The destructor of a class is a special method that is called automatically by the AVM when a class instance is deleted by garbage collection, by a DELETE OBJECT statement, or class instantiation is halted by a RETURN ERROR or UNDO, THROW. Thus, you never call a destructor directly. The destructor of a class has the same name as the class name. Unlike ordinary methods, a destructor definition is identified by the DESTRUCTOR statement. Destructors have no return type, are always PUBLIC, and cannot have any parameters. Destructors also are instance members. Note that there is no static destructor.
A class is not required to have a destructor.

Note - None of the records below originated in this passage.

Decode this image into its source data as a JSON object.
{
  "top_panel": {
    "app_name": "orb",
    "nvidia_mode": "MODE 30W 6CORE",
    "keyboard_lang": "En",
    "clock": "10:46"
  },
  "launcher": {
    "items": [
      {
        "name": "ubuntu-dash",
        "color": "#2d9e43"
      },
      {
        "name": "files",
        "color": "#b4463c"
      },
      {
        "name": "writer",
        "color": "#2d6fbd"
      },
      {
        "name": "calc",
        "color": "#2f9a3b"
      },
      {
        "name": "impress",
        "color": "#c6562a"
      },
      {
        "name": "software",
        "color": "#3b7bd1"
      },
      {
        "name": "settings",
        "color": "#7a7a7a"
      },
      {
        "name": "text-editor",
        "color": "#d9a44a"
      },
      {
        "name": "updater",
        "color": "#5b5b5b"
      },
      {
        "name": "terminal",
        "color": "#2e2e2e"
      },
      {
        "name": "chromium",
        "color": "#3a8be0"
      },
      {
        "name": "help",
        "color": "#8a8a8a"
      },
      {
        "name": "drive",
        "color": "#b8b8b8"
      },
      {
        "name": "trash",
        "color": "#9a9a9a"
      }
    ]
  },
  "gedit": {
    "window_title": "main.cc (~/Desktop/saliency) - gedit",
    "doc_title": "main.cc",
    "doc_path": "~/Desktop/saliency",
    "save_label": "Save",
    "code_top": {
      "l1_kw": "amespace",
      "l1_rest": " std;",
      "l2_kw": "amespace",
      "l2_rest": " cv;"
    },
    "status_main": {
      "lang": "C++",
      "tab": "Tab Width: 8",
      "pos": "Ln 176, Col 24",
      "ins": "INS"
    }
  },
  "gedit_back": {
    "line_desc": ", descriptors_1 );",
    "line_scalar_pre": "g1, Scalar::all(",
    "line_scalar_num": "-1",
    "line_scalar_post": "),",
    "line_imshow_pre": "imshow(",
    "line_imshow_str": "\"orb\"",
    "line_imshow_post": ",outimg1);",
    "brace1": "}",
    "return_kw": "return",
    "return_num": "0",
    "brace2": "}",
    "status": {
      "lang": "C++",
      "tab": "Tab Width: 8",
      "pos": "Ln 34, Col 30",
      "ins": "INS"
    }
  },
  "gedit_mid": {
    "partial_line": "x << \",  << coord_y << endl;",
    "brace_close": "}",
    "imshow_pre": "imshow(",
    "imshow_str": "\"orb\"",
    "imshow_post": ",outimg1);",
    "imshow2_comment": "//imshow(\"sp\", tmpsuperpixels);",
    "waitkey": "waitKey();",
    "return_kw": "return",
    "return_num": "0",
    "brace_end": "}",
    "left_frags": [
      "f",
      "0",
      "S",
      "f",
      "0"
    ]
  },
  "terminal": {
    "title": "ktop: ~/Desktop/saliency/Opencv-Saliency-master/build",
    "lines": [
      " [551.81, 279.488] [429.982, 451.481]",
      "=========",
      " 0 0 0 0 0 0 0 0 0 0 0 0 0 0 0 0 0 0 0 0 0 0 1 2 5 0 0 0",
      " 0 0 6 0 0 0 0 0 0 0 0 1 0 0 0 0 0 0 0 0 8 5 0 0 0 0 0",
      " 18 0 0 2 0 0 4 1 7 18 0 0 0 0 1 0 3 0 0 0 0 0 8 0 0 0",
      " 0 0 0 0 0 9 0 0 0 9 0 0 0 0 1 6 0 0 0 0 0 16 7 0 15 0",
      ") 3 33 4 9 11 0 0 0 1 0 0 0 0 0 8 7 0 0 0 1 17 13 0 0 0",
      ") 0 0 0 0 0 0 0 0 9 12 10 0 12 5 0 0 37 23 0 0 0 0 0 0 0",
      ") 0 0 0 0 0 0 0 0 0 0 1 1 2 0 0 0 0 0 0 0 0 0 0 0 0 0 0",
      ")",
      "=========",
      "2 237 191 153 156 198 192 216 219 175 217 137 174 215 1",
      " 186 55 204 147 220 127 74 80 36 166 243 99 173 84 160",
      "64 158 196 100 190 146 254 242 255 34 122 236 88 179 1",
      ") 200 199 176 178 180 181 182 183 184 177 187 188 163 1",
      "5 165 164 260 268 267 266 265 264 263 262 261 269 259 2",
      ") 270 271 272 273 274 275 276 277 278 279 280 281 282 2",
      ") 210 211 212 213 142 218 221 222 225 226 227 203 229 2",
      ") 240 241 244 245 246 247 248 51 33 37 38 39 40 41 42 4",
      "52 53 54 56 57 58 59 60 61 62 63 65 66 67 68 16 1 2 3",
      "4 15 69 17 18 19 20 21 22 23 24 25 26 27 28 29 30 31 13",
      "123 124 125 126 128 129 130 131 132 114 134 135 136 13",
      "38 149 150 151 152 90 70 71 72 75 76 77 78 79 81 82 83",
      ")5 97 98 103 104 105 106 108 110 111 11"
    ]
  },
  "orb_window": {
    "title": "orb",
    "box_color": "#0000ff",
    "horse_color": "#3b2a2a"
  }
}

If a class has not defined a destructor for the class, ABL provides a default destructor for the class.
For each class instance that you delete, its destructor is responsible for deleting any resources allocated during the execution of that class instance. Deleting the class instance automatically deletes all dynamic handle-based objects that are created in any default unnamed widget pool that is specified for the class. (For more information, see Using widget pools.) Otherwise, you can code the destructor to explicitly delete resources that have otherwise been created by the class instance.
The DELETE OBJECT statement can already be used to delete dynamic visual and data objects as well as persistent procedure instances. What is different about classes with a destructor is that a class is given an opportunity to do necessary cleanup work when it is deleted. The value of the destructor is that it is executed automatically when the class instance is terminated using the DELETE OBJECT statement or as a result of garbage collection.
At run time, the AVM frees all allocated memory associated with the object reference when it executes the DELETE OBJECT statement. Before doing this, the AVM invokes the destructor for each class in the object’s class hierarchy, if one has been defined.
When the client session is shut down, the AVM deletes all remaining class instances, invokes the destructor for each class in the object’s class hierarchy, and frees all resources associated with them. In addition, the AVM automatically deletes any ABL-related resources, such as persistent procedure, visual objects, and data objects.
If a destructor fails to clean up the resources that were allocated for the object, there is no mechanism for it to inform the caller (for example, a DELETE OBJECT statement) that it failed. Also, you can use a a RETURN ERROR or an UNDO, THROW in a destructor, but it is illegal to return an ERROR condition from the destructor to the caller.
* DESTRUCTOR statement
* Comparison with procedure-based programming